Updated 3 hours ago - World

In photos: Pope Francis spreads message of peace on first trip to Iraq

Pope Francis waving as he arrives near the ruins of the Syriac Catholic Church of the Immaculate Conception (al-Tahira-l-Kubra), in the old city of Iraq's northern Mosul on March 7. Photo: Vincenzo Pinto/AFP via Getty Images

Pope Francis was on Sunday visiting areas of northern Iraq once held by Islamic State militants.

Why it matters: This is the first-ever papal trip to Iraq. The purpose of Francis' four-day visit is largely intended to reassure the country's Christian minority, who were violently persecuted by ISIS, which controlled the region from 2014-2017.

Cuomo faces fresh misconduct allegations from former aides
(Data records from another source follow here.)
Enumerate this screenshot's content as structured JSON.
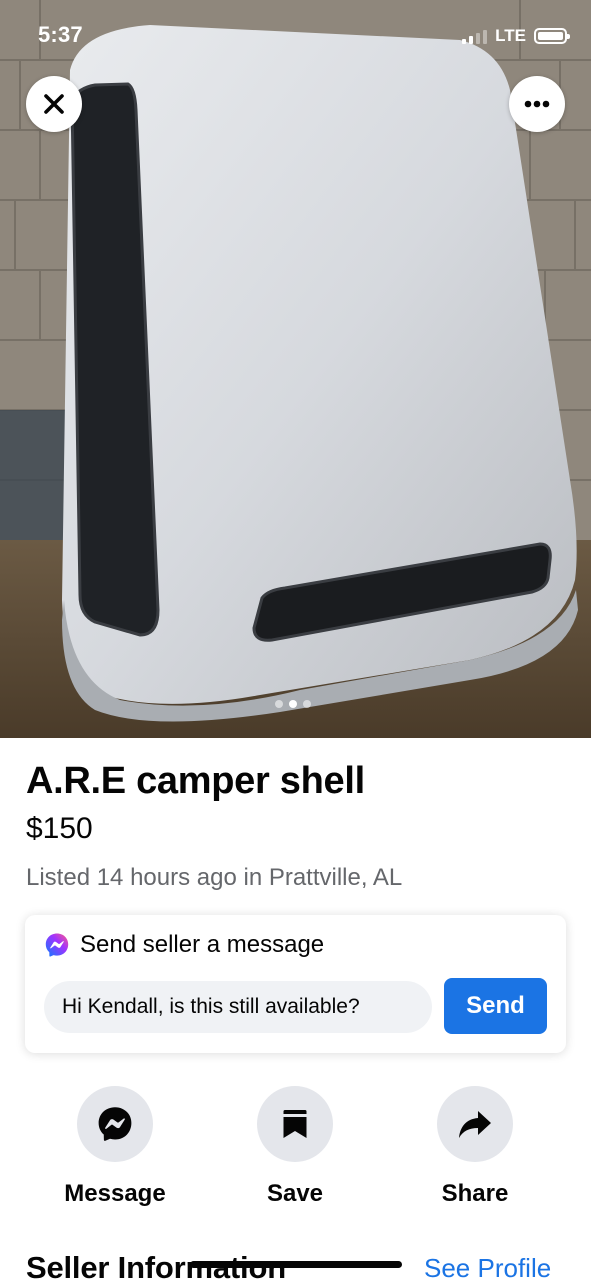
{
  "status_bar": {
    "time": "5:37",
    "network": "LTE",
    "signal_bars": 2,
    "battery_level": 1.0
  },
  "photo": {
    "description_icon": "camper-shell-photo",
    "pager": {
      "count": 3,
      "active_index": 1
    }
  },
  "listing": {
    "title": "A.R.E camper shell",
    "price": "$150",
    "meta": "Listed 14 hours ago in Prattville, AL"
  },
  "message_card": {
    "title": "Send seller a message",
    "input_value": "Hi Kendall, is this still available?",
    "send_label": "Send",
    "icon": "messenger-icon"
  },
  "actions": [
    {
      "label": "Message",
      "icon": "messenger-icon"
    },
    {
      "label": "Save",
      "icon": "bookmark-icon"
    },
    {
      "label": "Share",
      "icon": "share-arrow-icon"
    }
  ],
  "seller": {
    "heading": "Seller Information",
    "see_profile_label": "See Profile"
  },
  "colors": {
    "accent": "#1b74e4",
    "text_primary": "#050505",
    "text_secondary": "#65676b",
    "button_gray": "#e4e6eb",
    "input_bg": "#f0f2f5"
  }
}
New York Gov. Andrew Cuomo during a February press conference in New York City. Photo: Seth Wenig/Pool/AFP via Getty Images

The office of New York Gov. Andrew Cuomo (D) was on Saturday facing fresh accusations of misconduct against his staff, including further allegations of inappropriate behavior against two more women. His office denies the claims.
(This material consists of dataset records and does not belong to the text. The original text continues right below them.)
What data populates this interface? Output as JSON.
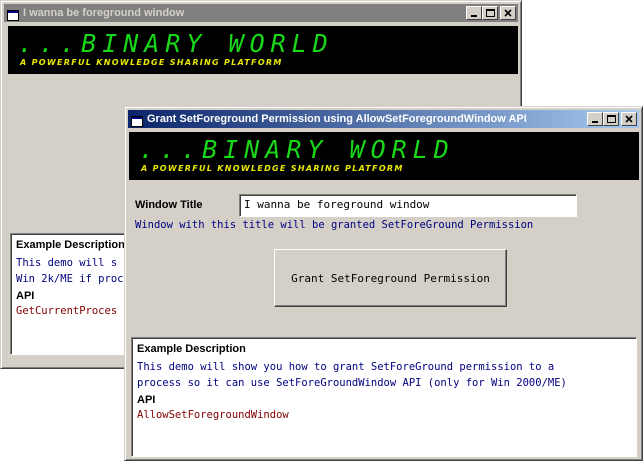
{
  "back_window": {
    "title": "I wanna be foreground window",
    "banner": {
      "title": "...BINARY WORLD",
      "subtitle": "A POWERFUL KNOWLEDGE SHARING PLATFORM"
    },
    "description": {
      "heading": "Example Description",
      "line1": "This demo will s",
      "line2": "Win 2k/ME if proc",
      "api_heading": "API",
      "api_value": "GetCurrentProces"
    }
  },
  "front_window": {
    "title": "Grant SetForeground Permission using AllowSetForegroundWindow API",
    "banner": {
      "title": "...BINARY WORLD",
      "subtitle": "A POWERFUL KNOWLEDGE SHARING PLATFORM"
    },
    "window_title_label": "Window Title",
    "window_title_value": "I wanna be foreground window",
    "hint": "Window with this title will be granted SetForeGround Permission",
    "grant_button": "Grant SetForeground Permission",
    "description": {
      "heading": "Example Description",
      "line1": "This demo will show you how to grant SetForeGround permission to a",
      "line2": "process so it can use SetForeGroundWindow API (only for Win 2000/ME)",
      "api_heading": "API",
      "api_value": "AllowSetForegroundWindow"
    }
  },
  "icons": {
    "app": "vb-form-icon",
    "minimize": "minimize-icon",
    "maximize": "maximize-icon",
    "close": "close-icon"
  },
  "colors": {
    "face": "#d4d0c8",
    "active_title_start": "#0a246a",
    "active_title_end": "#a6caf0",
    "inactive_title": "#808080",
    "banner_bg": "#000000",
    "banner_title": "#18d818",
    "banner_subtitle": "#e8e800",
    "desc_text": "#000080",
    "api_text": "#800000"
  }
}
Driving the news: The Washington Post reported Cuomo allegedly embraced an aide when he led the U.S. Department of Housing and Urban Development and that two male staffers who worked for him in the governor's office accused him of routinely berating them "with explicit language."

In photos: Protesters rally for George Floyd ahead of Derek Chauvin's trial
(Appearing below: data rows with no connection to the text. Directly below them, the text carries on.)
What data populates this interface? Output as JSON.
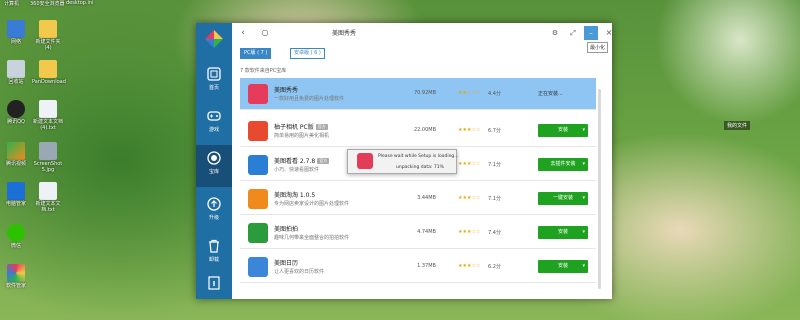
{
  "desktop": {
    "top_labels": [
      "计算机",
      "360安全浏览器",
      "desktop.ini"
    ],
    "icons": [
      {
        "label": "网络",
        "name": "network-icon"
      },
      {
        "label": "新建文件夹(4)",
        "name": "folder-icon"
      },
      {
        "label": "回收站",
        "name": "recycle-bin-icon"
      },
      {
        "label": "PanDownload",
        "name": "folder-icon"
      },
      {
        "label": "腾讯QQ",
        "name": "qq-icon"
      },
      {
        "label": "新建文本文档(4).txt",
        "name": "text-file-icon"
      },
      {
        "label": "腾讯视频",
        "name": "tencent-video-icon"
      },
      {
        "label": "ScreenShot 5.jpg",
        "name": "image-file-icon"
      },
      {
        "label": "电脑管家",
        "name": "pc-manager-icon"
      },
      {
        "label": "新建文本文档.txt",
        "name": "text-file-icon"
      },
      {
        "label": "微信",
        "name": "wechat-icon"
      },
      {
        "label": "软件管家",
        "name": "software-manager-icon"
      }
    ],
    "right_label": "我的文件"
  },
  "window": {
    "search_text": "美图秀秀",
    "tooltip": "最小化",
    "sidebar": [
      {
        "label": "首页",
        "icon": "home-icon"
      },
      {
        "label": "游戏",
        "icon": "game-icon"
      },
      {
        "label": "宝库",
        "icon": "treasury-icon"
      },
      {
        "label": "升级",
        "icon": "upgrade-icon"
      },
      {
        "label": "卸载",
        "icon": "trash-icon"
      }
    ],
    "tabs": [
      {
        "label": "PC版 ( 7 )",
        "active": true
      },
      {
        "label": "安卓版 ( 6 )",
        "active": false
      }
    ],
    "result_note": "7 款软件来自PC宝库",
    "rows": [
      {
        "name": "美图秀秀",
        "badge": "",
        "desc": "一款好用且免费的图片处理软件",
        "size": "70.92MB",
        "score": "4.4分",
        "action": "正在安装...",
        "icon_color": "#e63b5a"
      },
      {
        "name": "柚子相机 PC版",
        "badge": "官方",
        "desc": "简单易用的图片美化相机",
        "size": "22.00MB",
        "score": "6.7分",
        "action": "安装",
        "icon_color": "#e84a2f"
      },
      {
        "name": "美图看看 2.7.8",
        "badge": "官方",
        "desc": "小巧、快速看图软件",
        "size": "",
        "score": "7.1分",
        "action": "去插件安装",
        "icon_color": "#2a7fd4"
      },
      {
        "name": "美图淘淘 1.0.5",
        "badge": "",
        "desc": "专为网店卖家设计的图片处理软件",
        "size": "3.44MB",
        "score": "7.1分",
        "action": "一键安装",
        "icon_color": "#f08a1c"
      },
      {
        "name": "美图拍拍",
        "badge": "",
        "desc": "趣味几何带来全面整合的拍拍软件",
        "size": "4.74MB",
        "score": "7.4分",
        "action": "安装",
        "icon_color": "#2c9b3c"
      },
      {
        "name": "美图日历",
        "badge": "",
        "desc": "让人更喜欢的日历软件",
        "size": "1.37MB",
        "score": "6.2分",
        "action": "安装",
        "icon_color": "#3b86d8"
      }
    ],
    "dialog": {
      "line1": "Please wait while Setup is loading...",
      "line2": "unpacking data: 71%"
    }
  },
  "colors": {
    "sidebar": "#1f6fa5",
    "selected_row": "#8ec5f2",
    "install_button": "#1fa21f"
  }
}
Chaz Neal, a Redwing community activist, outside the Minnesota Governor's residence during a protest in support of George Floyd in St.Paul, Minnesota, on March 6. Photo: Kerem Yucel/AFP via Getty Images

Dozens of protesters were rallying outside the Minnesota governor's mansion in St Paul Saturday, urging justice for George Floyd ahead of former Minneapolis police officer Derek Chauvin's trial over the 46-year-old's death.

The big picture: Chauvin faces charges for second-degree murder and manslaughter over Floyd's death last May, which ignited massive nationwide and global protests against racism and for police reform. His trial is due to start this Monday, with jury selection procedures.